For each line below that includes the string "publicación", show the whole line.

GIVEN ENTRIES
* * * * * * *

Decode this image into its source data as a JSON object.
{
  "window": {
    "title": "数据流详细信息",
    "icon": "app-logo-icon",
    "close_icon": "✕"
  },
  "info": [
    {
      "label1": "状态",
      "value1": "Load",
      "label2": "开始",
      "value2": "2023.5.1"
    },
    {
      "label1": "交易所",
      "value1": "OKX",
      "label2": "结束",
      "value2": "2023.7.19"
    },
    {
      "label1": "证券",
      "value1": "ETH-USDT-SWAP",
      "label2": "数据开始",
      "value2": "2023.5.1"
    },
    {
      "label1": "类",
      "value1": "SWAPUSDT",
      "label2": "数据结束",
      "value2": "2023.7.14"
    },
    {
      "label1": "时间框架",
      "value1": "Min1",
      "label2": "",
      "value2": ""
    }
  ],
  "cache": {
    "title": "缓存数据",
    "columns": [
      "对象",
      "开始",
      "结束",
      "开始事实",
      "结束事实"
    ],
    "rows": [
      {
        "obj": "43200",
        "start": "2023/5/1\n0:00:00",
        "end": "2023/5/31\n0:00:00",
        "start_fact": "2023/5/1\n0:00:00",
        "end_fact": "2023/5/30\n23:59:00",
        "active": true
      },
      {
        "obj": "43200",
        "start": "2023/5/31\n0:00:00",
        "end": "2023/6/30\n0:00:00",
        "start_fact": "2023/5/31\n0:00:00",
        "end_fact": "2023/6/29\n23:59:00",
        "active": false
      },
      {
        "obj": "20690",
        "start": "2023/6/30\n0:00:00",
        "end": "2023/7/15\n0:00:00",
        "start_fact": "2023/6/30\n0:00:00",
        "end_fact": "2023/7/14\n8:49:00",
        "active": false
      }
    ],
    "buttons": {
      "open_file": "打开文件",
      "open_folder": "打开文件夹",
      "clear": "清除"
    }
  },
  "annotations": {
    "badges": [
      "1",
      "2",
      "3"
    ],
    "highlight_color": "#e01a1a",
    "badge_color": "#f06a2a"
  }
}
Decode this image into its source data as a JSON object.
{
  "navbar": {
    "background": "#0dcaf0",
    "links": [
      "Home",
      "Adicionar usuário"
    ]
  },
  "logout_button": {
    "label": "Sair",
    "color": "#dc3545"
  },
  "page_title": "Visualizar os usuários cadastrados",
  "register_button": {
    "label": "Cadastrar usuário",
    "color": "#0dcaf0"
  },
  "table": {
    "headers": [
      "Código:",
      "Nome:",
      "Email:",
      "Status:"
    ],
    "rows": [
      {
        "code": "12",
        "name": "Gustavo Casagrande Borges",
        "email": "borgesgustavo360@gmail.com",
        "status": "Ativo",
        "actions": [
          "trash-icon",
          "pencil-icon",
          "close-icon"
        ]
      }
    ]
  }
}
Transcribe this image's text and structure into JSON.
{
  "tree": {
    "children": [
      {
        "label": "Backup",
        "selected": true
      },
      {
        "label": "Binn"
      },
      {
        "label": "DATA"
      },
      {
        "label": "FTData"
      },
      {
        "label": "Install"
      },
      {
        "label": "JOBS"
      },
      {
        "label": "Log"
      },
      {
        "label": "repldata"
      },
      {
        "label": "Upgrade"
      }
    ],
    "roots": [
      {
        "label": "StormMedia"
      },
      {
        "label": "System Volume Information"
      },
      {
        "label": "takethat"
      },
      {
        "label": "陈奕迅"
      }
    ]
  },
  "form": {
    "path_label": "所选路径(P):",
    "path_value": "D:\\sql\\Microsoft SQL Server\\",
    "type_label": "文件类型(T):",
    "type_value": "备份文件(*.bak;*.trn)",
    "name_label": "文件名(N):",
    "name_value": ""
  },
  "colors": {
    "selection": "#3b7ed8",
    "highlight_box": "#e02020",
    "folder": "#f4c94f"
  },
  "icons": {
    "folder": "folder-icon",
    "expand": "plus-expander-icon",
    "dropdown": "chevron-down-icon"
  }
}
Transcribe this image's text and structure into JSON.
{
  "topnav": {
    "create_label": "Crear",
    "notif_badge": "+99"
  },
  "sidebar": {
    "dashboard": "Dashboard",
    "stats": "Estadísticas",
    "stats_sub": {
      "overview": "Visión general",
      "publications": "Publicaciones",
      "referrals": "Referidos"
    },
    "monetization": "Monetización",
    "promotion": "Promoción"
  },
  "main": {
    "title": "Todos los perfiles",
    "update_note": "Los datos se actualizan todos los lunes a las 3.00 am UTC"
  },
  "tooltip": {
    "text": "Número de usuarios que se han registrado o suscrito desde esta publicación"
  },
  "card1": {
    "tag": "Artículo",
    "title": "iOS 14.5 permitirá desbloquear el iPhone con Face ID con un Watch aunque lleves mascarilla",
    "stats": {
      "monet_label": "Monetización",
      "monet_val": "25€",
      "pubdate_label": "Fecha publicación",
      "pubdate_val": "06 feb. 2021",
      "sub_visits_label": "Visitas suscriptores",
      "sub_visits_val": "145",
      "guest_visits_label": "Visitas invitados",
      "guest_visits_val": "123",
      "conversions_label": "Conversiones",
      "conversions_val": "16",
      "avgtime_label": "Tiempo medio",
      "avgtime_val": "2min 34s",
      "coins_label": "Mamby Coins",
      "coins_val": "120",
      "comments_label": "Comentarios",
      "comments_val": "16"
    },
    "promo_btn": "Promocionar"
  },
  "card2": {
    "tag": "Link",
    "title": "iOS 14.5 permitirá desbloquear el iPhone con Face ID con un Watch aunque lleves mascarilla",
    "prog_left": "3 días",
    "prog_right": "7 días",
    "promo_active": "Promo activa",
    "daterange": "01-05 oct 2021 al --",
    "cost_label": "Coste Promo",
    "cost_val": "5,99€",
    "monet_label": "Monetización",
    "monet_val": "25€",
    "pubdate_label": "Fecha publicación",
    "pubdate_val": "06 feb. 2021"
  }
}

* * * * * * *

EXPECTED ANSWER
    "text": "Número de usuarios que se han registrado o suscrito desde esta publicación"
      "pubdate_label": "Fecha publicación",
    "pubdate_label": "Fecha publicación",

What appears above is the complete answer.